Sure, I’d attended church, Bible studies, done service, prayed and read the Bible a whole lot. Yet I’d grown not one bit. In fact, I had backslidden in the faith, even if I did spasmodically act Christianly. I had a grasp on the Scriptures but no idea about faith or grace. I had missed the point. And my life reflected that.
I was, in my own eyes, righteous. I really had no business with Jesus. And I really didn’t know how far from His Kingdom I was. Jesus could have no business with me until I finally woke up — I was (and am) a sinner.
My world had fallen apart. Jesus was all I had left. I’d so neglected my relationship with Jesus. I never even realised that faith in Jesus was a relationship and not rules. That Jesus didn’t require me to be perfect, and I no longer had to pretend I was. He was my perfection.
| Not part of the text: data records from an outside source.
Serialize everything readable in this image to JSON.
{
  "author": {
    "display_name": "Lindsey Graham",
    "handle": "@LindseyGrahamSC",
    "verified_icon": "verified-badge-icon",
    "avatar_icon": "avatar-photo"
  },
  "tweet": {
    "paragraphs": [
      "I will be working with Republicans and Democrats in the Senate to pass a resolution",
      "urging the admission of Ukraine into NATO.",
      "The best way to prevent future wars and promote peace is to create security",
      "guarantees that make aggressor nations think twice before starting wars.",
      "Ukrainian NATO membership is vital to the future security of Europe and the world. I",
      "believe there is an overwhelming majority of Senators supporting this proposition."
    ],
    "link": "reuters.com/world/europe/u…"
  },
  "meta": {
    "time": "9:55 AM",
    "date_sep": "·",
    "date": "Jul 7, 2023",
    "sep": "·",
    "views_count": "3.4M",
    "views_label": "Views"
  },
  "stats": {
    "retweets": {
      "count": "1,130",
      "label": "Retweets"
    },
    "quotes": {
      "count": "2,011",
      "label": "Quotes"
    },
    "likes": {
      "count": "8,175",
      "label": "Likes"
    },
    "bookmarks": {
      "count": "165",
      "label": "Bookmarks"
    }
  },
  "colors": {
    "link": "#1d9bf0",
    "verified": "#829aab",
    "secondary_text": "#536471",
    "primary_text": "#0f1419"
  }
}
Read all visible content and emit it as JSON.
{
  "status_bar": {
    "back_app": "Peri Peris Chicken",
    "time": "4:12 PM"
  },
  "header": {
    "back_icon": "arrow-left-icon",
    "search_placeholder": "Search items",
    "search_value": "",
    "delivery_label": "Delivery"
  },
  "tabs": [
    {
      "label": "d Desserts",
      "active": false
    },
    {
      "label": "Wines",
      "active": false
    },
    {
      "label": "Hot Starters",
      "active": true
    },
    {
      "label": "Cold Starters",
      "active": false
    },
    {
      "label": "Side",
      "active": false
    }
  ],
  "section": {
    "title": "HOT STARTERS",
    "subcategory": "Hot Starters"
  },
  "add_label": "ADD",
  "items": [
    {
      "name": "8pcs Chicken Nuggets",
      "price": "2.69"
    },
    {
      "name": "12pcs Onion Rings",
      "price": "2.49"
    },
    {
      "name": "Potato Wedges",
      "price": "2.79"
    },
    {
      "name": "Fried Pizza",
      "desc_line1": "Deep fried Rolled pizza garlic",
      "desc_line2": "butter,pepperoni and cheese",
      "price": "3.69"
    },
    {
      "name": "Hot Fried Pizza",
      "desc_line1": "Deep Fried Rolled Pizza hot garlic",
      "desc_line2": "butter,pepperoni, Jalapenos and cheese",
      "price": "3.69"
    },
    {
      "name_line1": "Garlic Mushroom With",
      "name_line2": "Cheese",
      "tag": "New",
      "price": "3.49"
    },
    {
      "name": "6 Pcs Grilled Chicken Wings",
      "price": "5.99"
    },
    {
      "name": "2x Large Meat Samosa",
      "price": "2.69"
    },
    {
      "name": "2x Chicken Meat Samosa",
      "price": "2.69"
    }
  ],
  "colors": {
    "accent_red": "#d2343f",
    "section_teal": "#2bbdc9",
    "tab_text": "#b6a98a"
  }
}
Only when I had nothing left, when I was desperate enough to reach out, not as a ‘righteous’ person, but as a sinner, did I begin to appreciate and experience the grace that saves. The grace that is the easy yoke of Christ, lightening the burden life had become.
That day, and those months of days, when I implored God for His help, I found He had called me from long ago. I was now welcome in His church. And finally, the church could help me heal.
I spoke with a lady at a church function, who, having recovered from heroin addiction, still struggling from mental illness and much brokenness because of copious rejection, had a pastor’s wife say to her once, “you’re different to us…” as if to say “you don’t belong here.”
We’re surprised to hear such things, but we shouldn’t be. We’re all sinners.
The truth is she, if anyone, belonged. And we all belong if we can answer this question in the affirmative: “Are you someone who hasn’t got their life all together?” Anyone who can say ‘yes’ to that question belongs in the church within the Kingdom of God.
Jesus calls those who realise they’re incomplete without Him; who recognise their need of God’s help.
Jesus’ help is free and priceless, but we must see our need of Him, to accept we’re sick to submit to His healing.
The greatest encouragement we could ever contemplate is we’re in constant need of healing — all of us. Only Jesus can help.